### HOW TO COMPLETE THIS TASK
Your answer should be one number, the count of lines in the records that carry the string "JSON".

BEGIN DATA SHOWN

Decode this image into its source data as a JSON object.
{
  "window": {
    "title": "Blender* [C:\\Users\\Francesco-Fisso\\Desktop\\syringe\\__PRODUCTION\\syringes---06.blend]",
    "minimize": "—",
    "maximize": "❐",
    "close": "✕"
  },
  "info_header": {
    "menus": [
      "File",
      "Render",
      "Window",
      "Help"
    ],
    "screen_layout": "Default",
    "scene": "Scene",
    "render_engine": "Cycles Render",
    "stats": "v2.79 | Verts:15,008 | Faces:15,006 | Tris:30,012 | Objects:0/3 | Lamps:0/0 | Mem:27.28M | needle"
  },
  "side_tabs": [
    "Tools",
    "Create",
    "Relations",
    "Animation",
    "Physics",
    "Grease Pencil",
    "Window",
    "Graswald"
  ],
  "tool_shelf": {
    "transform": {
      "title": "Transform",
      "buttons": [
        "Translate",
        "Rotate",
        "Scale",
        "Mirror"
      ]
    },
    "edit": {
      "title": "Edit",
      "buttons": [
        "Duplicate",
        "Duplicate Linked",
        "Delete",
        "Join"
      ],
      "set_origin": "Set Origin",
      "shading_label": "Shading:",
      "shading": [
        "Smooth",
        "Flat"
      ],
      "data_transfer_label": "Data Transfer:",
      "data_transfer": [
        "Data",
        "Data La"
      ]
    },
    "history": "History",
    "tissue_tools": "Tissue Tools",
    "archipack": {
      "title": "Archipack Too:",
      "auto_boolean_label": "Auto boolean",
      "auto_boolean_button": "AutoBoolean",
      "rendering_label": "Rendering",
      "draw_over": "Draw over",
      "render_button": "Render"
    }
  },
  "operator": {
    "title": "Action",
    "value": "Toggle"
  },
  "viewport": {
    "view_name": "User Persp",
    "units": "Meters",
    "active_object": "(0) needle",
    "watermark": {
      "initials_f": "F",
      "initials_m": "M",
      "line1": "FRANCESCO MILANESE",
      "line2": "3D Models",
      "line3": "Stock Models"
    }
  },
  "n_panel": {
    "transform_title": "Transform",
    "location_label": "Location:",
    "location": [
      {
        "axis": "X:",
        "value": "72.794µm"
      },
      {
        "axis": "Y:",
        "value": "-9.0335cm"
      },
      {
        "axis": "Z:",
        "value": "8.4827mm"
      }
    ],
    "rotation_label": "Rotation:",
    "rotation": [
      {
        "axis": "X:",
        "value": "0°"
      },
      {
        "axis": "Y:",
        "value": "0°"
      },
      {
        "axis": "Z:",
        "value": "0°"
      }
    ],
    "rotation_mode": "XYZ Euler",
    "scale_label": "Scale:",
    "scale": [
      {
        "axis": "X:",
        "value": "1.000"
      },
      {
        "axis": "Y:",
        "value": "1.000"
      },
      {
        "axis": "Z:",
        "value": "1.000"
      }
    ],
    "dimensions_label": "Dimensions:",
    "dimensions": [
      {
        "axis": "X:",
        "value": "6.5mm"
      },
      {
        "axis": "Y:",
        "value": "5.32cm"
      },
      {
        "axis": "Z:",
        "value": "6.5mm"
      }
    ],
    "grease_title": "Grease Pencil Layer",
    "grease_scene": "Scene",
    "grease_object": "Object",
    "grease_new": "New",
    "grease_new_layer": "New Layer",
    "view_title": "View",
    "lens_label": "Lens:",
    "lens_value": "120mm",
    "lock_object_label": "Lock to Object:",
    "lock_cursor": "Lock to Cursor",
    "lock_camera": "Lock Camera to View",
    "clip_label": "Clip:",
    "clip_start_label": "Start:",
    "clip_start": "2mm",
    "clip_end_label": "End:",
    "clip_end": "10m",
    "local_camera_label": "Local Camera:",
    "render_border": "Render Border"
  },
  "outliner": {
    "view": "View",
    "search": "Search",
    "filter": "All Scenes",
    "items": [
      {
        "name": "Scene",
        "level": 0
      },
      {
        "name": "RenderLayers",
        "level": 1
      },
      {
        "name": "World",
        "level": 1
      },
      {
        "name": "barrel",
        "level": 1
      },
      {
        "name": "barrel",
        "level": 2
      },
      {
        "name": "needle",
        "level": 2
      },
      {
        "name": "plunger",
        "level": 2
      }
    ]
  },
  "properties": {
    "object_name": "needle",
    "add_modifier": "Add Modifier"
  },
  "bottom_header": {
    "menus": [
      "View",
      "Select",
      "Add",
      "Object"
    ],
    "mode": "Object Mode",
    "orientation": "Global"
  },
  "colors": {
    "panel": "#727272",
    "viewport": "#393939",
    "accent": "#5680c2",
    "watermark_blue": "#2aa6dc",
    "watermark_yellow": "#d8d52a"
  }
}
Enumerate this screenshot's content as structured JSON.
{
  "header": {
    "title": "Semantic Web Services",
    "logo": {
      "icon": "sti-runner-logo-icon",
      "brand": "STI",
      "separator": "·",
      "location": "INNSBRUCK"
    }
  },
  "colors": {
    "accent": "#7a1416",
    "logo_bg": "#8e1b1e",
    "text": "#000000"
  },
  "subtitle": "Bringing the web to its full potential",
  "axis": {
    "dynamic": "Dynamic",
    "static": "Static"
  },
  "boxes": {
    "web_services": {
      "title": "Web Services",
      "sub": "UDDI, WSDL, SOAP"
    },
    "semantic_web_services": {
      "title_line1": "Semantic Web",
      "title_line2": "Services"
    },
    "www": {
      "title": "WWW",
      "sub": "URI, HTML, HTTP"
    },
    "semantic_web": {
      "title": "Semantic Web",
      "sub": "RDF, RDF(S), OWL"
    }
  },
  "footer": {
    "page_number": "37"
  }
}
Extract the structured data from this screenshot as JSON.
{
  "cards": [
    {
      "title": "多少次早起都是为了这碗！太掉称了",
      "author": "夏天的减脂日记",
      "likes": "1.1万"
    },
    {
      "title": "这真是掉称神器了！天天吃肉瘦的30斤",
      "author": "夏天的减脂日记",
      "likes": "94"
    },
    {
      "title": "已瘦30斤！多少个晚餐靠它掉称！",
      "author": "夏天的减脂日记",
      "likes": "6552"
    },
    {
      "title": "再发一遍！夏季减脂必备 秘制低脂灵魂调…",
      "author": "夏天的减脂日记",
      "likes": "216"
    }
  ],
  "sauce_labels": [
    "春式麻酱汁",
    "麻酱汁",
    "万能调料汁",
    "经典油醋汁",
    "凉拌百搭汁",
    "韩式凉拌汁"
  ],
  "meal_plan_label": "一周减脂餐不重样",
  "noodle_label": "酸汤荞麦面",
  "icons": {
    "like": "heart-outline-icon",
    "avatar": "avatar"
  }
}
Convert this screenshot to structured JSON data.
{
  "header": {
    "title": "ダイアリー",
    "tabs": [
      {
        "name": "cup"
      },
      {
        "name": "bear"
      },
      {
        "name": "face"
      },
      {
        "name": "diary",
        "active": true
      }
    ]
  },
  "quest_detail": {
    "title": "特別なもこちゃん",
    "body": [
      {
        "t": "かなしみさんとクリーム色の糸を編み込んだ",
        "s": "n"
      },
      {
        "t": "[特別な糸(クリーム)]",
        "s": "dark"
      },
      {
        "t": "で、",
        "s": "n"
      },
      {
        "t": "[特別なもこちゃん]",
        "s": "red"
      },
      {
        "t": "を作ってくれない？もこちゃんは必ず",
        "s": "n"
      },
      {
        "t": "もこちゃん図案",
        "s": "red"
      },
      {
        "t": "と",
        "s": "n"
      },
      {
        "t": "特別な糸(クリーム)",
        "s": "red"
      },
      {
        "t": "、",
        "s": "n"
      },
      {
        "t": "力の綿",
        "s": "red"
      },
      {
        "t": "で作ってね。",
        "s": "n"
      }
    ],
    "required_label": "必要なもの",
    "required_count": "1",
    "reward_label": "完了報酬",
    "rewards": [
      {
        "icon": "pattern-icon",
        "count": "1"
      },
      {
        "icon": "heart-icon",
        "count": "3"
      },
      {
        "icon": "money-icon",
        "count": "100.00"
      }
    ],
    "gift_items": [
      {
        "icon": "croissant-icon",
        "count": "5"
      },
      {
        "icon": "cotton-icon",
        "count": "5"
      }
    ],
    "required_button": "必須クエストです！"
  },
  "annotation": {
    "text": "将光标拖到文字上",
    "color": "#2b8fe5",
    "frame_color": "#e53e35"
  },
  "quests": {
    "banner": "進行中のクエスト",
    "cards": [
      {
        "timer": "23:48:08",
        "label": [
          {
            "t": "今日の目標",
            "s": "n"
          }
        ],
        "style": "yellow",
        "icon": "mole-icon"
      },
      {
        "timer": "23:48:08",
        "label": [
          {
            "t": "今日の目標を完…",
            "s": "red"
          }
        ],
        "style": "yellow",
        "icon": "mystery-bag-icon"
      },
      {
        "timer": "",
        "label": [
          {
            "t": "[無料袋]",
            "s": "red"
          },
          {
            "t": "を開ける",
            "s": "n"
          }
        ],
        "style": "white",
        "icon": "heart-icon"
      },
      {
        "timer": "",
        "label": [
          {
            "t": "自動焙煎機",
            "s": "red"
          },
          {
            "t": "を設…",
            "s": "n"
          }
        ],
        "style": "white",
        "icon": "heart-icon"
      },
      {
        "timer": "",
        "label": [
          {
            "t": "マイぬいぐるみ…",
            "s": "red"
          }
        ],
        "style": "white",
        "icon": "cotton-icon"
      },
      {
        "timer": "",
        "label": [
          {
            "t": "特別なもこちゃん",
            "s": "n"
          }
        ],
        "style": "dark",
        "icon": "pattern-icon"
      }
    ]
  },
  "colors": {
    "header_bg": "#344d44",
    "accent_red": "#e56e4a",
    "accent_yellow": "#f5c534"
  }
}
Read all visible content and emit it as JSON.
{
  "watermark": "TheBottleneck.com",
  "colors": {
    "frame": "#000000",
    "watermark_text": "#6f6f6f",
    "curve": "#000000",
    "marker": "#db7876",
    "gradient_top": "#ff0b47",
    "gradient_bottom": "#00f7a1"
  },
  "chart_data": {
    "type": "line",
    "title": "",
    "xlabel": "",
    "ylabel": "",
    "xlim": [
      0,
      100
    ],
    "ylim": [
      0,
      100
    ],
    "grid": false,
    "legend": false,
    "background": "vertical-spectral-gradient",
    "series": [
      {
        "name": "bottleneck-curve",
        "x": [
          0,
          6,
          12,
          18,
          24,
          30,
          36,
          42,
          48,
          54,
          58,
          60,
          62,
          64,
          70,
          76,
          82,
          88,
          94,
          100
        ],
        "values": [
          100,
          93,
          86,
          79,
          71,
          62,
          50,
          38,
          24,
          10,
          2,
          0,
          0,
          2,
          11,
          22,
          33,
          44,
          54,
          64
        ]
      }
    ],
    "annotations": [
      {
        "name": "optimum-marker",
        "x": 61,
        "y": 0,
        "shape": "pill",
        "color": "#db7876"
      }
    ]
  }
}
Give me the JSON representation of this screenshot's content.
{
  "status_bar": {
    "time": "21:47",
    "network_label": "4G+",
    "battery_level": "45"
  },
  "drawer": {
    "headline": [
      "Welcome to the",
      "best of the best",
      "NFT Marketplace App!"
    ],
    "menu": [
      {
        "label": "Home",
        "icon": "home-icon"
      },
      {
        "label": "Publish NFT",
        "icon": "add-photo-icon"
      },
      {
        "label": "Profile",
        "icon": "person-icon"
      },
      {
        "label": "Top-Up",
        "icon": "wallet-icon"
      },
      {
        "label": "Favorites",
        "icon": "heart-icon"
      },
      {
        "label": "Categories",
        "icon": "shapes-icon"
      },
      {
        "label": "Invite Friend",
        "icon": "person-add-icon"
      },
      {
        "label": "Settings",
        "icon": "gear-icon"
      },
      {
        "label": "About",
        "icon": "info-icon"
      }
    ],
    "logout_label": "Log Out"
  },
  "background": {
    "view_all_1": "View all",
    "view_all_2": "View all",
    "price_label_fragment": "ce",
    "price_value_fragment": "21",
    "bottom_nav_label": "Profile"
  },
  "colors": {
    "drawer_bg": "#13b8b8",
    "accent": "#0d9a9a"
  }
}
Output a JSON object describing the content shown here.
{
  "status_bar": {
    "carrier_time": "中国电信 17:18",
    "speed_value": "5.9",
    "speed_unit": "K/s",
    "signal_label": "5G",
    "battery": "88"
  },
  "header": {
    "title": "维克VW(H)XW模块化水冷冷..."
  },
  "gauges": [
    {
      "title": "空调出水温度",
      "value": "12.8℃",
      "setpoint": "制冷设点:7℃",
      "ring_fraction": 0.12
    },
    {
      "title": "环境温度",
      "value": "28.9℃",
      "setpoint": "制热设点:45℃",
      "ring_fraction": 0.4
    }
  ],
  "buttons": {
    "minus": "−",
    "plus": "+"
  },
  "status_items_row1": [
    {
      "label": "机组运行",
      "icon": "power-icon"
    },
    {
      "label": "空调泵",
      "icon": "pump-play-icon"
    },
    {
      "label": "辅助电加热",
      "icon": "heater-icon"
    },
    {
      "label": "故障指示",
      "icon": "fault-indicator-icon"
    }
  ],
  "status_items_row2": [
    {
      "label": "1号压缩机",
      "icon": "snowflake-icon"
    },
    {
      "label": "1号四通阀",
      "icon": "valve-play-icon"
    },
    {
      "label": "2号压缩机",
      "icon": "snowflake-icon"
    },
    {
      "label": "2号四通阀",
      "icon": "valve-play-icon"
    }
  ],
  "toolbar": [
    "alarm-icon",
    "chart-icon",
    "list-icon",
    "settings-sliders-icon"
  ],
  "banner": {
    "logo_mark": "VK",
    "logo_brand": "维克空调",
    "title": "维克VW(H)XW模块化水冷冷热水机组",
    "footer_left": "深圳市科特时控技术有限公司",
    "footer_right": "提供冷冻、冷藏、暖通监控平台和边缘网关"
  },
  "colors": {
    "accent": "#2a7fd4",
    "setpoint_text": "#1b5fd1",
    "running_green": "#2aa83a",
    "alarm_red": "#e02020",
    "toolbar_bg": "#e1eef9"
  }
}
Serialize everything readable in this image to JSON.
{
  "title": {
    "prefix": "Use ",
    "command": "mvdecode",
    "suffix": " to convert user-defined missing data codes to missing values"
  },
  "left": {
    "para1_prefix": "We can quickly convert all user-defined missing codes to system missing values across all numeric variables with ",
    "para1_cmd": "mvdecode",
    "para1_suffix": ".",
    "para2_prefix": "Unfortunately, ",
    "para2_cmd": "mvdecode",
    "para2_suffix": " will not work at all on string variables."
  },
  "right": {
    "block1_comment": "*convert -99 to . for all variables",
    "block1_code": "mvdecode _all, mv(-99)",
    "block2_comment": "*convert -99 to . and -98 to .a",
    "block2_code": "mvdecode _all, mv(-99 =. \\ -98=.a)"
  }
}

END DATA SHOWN

### EXERCISE SOLUTION
8